== TASK DESCRIPTION ==
The line that contains "Serialize everything readable" marks the start. Output it and all remaining lines exactly, through the final line of the listing.

== DATA FOR THIS TASK ==
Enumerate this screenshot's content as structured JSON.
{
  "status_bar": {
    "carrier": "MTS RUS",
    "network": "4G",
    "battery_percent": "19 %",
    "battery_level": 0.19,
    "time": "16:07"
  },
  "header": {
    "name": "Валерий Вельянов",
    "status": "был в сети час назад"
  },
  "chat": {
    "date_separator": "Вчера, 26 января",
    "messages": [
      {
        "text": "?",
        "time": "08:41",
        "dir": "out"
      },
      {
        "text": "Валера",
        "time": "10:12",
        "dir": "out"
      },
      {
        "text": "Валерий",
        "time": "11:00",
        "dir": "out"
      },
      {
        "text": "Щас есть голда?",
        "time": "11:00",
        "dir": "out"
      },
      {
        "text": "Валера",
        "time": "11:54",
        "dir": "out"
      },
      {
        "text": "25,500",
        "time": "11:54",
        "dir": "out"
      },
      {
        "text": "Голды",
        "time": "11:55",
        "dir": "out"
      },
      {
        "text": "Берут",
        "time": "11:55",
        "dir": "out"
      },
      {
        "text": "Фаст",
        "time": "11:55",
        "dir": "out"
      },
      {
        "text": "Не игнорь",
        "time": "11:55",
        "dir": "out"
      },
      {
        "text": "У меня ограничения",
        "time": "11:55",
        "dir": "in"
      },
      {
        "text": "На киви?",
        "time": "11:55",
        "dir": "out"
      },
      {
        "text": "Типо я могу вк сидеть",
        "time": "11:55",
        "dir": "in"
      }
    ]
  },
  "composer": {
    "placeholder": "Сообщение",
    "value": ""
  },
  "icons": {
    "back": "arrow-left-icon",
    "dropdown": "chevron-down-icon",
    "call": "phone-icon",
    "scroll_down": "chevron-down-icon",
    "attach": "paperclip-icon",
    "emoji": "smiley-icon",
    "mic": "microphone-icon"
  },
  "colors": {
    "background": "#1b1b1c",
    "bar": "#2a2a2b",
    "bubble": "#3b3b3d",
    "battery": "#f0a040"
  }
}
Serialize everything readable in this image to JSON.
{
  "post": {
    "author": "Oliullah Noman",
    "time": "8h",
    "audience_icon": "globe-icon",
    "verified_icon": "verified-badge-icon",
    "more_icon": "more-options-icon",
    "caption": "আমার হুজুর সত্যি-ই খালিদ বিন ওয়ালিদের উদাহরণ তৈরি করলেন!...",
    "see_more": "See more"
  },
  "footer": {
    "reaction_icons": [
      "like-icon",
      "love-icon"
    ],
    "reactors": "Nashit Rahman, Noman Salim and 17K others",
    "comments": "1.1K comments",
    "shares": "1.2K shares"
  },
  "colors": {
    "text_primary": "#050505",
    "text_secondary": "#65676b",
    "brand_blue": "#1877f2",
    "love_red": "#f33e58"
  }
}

== TASK OUTPUT ==
Serialize everything readable in this image to JSON.
{
  "post": {
    "author": "Oliullah Noman",
    "time": "8h",
    "audience_icon": "globe-icon",
    "verified_icon": "verified-badge-icon",
    "more_icon": "more-options-icon",
    "caption": "আমার হুজুর সত্যি-ই খালিদ বিন ওয়ালিদের উদাহরণ তৈরি করলেন!...",
    "see_more": "See more"
  },
  "footer": {
    "reaction_icons": [
      "like-icon",
      "love-icon"
    ],
    "reactors": "Nashit Rahman, Noman Salim and 17K others",
    "comments": "1.1K comments",
    "shares": "1.2K shares"
  },
  "colors": {
    "text_primary": "#050505",
    "text_secondary": "#65676b",
    "brand_blue": "#1877f2",
    "love_red": "#f33e58"
  }
}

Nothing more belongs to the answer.